Liberalism in Lawrence

With a “honk for hemp” sign waving back and forth, an unpaid musician strumming a guitar in the park gazebo and the smell of fresh pizza wafting from the local family owned restaurant, small-town liberalism permeates Lawrence. However, the roots of the liberalism are less obvious.

Like a minuscule blueberry at the bottom of a bowl of big red apples, Lawrence is the hopeful yet hopeless group of liberals surrounded by the conservatives filling Kansas’s border.

The bleachers at Allen Fieldhouse are more often filled with blue t-shirts rather than crimson, illustrating the fact that we are not only the town of the Jayhawks, but also one of the only politically blue areas in Kansas. Some believe that the two characteristics go hand-in-hand.

History and government teacher Kimberly Grinnell believes Lawrence is liberal because it’s a college town.

Grinnell explained the trend for people in education, especially higher education like the University of Kansas, is to be liberal.

“I think that when you’re educated you get to see both sides,” photography teacher Marsha Poholsky said, “… And I think that because Lawrence has a large emphasis on education, people are always gathering new information and looking at all sides of an issue.”

Of course, the trend is by majority not unanimity. Just as there are conservative families in Lawrence, there are conservative professors and other employees of the university.

Of the near 90 thousand people residing in Lawrence, a little over 30 thousand are enrolled at KU. If KU is the root of liberalism in Lawrence, the numbers support the extent of the university’s effect on the democratic-leaning election results.

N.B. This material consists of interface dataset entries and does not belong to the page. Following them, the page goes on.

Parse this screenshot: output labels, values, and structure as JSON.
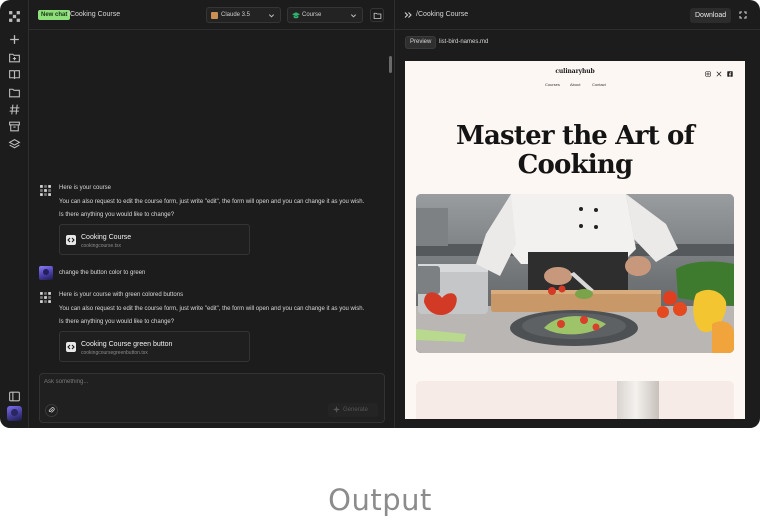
{
  "chat": {
    "badge": "New chat",
    "title": "/Cooking Course",
    "model_dropdown": {
      "label": "Claude 3.5",
      "icon": "claude-icon"
    },
    "project_dropdown": {
      "label": "Course",
      "icon": "graduation-cap-icon"
    },
    "messages": [
      {
        "role": "assistant",
        "lines": [
          "Here is your course",
          "You can also request to edit the course form, just write \"edit\", the form will open and you can change it as you wish.",
          "Is there anything you would like to change?"
        ],
        "file": {
          "title": "Cooking Course",
          "filename": "cookingcourse.tsx"
        }
      },
      {
        "role": "user",
        "text": "change the button color to green"
      },
      {
        "role": "assistant",
        "lines": [
          "Here is your course with green colored buttons",
          "You can also request to edit the course form, just write \"edit\", the form will open and you can change it as you wish.",
          "Is there anything you would like to change?"
        ],
        "file": {
          "title": "Cooking Course green button",
          "filename": "cookingcoursegreenbutton.tsx"
        }
      }
    ],
    "composer": {
      "placeholder": "Ask something...",
      "generate_label": "Generate"
    }
  },
  "preview": {
    "title": "/Cooking Course",
    "download_label": "Download",
    "tabs": [
      {
        "label": "Preview",
        "active": true
      },
      {
        "label": "list-bird-names.md",
        "active": false
      }
    ],
    "site": {
      "logo": "culinaryhub",
      "nav": [
        "Courses",
        "About",
        "Contact"
      ],
      "social_icons": [
        "instagram-icon",
        "x-icon",
        "facebook-icon"
      ],
      "hero_line1": "Master the Art of",
      "hero_line2": "Cooking"
    }
  },
  "caption": "Output",
  "colors": {
    "app_bg": "#1c1c1c",
    "new_chat_badge": "#8ee07a",
    "site_bg": "#fdf7f4",
    "caption": "#8c8c8c"
  }
}
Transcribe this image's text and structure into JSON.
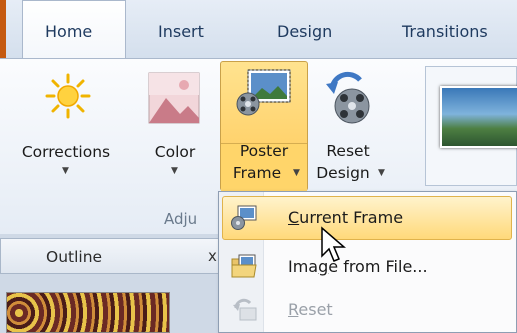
{
  "tabs": [
    "Home",
    "Insert",
    "Design",
    "Transitions"
  ],
  "ribbon": {
    "corrections_label": "Corrections",
    "color_label": "Color",
    "poster_frame_line1": "Poster",
    "poster_frame_line2": "Frame",
    "reset_design_line1": "Reset",
    "reset_design_line2": "Design",
    "group_label_visible": "Adju"
  },
  "panel": {
    "outline_tab": "Outline"
  },
  "menu": {
    "items": [
      {
        "pre": "",
        "accel": "C",
        "post": "urrent Frame",
        "icon": "current-frame-icon",
        "enabled": true,
        "highlighted": true
      },
      {
        "pre": "Ima",
        "accel": "g",
        "post": "e from File...",
        "icon": "image-from-file-icon",
        "enabled": true,
        "highlighted": false
      },
      {
        "pre": "",
        "accel": "R",
        "post": "eset",
        "icon": "reset-icon",
        "enabled": false,
        "highlighted": false
      }
    ]
  },
  "colors": {
    "highlight": "#ffd97a",
    "file_tab_orange": "#c55a11",
    "ribbon_text": "#1e3a5f"
  }
}
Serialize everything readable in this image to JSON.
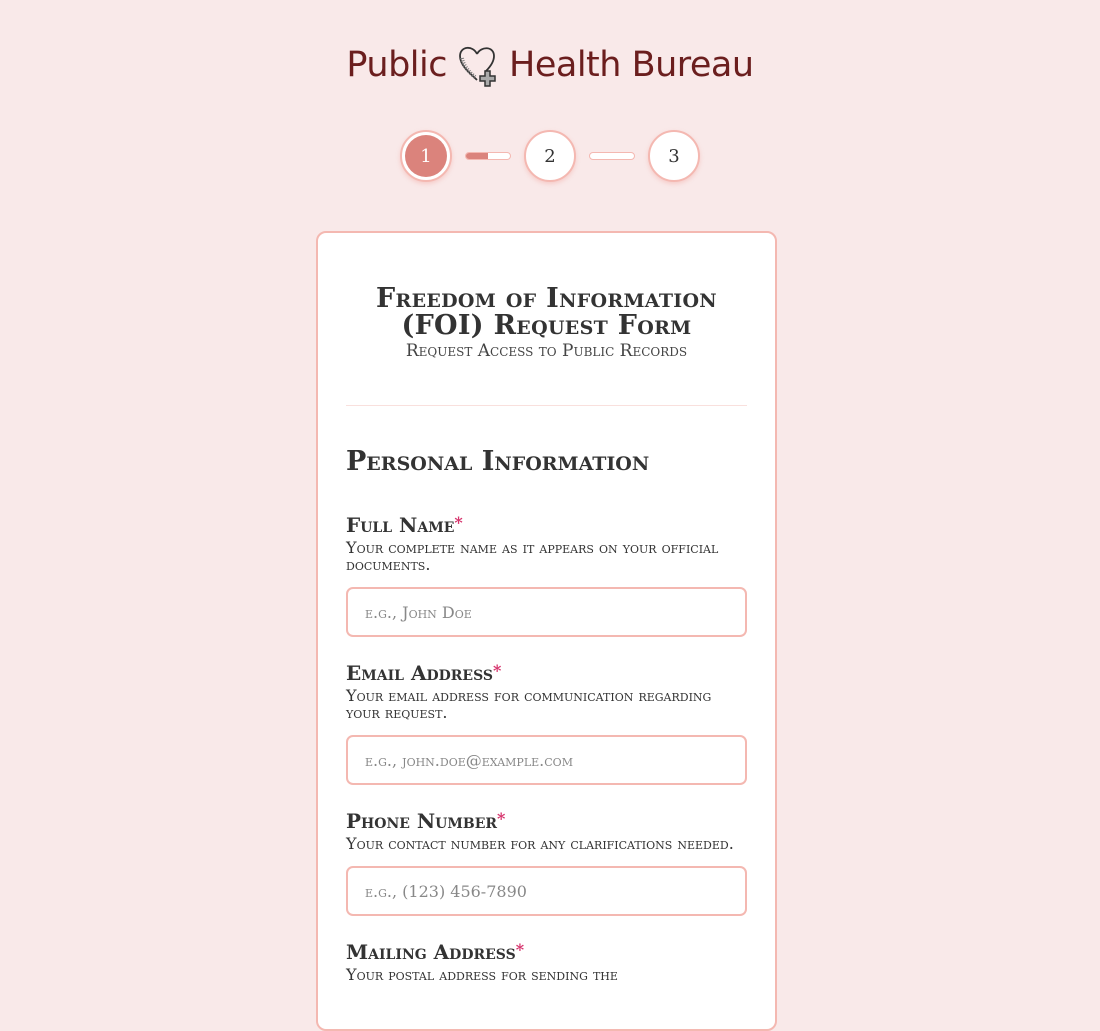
{
  "brand": {
    "left": "Public",
    "right": "Health Bureau",
    "logo_icon": "heart-medical-cross-icon"
  },
  "stepper": {
    "steps": [
      {
        "label": "1",
        "state": "active"
      },
      {
        "label": "2",
        "state": "pending"
      },
      {
        "label": "3",
        "state": "pending"
      }
    ],
    "connectors": [
      {
        "progress": 0.5
      },
      {
        "progress": 0
      }
    ]
  },
  "form": {
    "title": "Freedom of Information (FOI) Request Form",
    "subtitle": "Request Access to Public Records",
    "section_title": "Personal Information",
    "required_mark": "*",
    "fields": [
      {
        "label": "Full Name",
        "hint": "Your complete name as it appears on your official documents.",
        "placeholder": "e.g., John Doe",
        "value": ""
      },
      {
        "label": "Email Address",
        "hint": "Your email address for communication regarding your request.",
        "placeholder": "e.g., john.doe@example.com",
        "value": ""
      },
      {
        "label": "Phone Number",
        "hint": "Your contact number for any clarifications needed.",
        "placeholder": "e.g., (123) 456-7890",
        "value": ""
      },
      {
        "label": "Mailing Address",
        "hint": "Your postal address for sending the",
        "placeholder": "",
        "value": ""
      }
    ]
  },
  "colors": {
    "background": "#f9e9e9",
    "accent": "#db837c",
    "border": "#f4b8b1",
    "brand_text": "#6b1e1e",
    "required": "#d6336c"
  }
}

If the numbers aren’t enough to prove the university’s impact on the community, Massachusetts street after a big win might be. The street is packed with fans shoulder to shoulder, some friends and some strangers, all sharing a mutual love for the Jayhawks.

Lawrence is different, and that isn’t just a cliche statement coming from a biased Lawrencian.

“I think we also have a large influx of people from both coasts because of the University,” Poholsky said, “and we also have a lot of free-thinking [people] and Lawrence is kind of accepting of that. It always has been.”

The hole in this theory is the conservatism of other college towns. If “college” and “liberalism” are synonymous, then there must be a difference between KU and other college towns, especially Division 1 college towns like Manhattan, that are primarily conservative.

“Obviously K-State … is more conservative and that might have more to do with the students that are attracted to K-State versus KU,” Grinnell said.

If more “liberal” students or a more diverse overall group of students are attracted to KU then that would sensibly contribute to Lawrence being more liberal.

K-state is the more agriculturally-focused institution, typically attracting students from smaller towns in Western Kansas where more conservative families reside.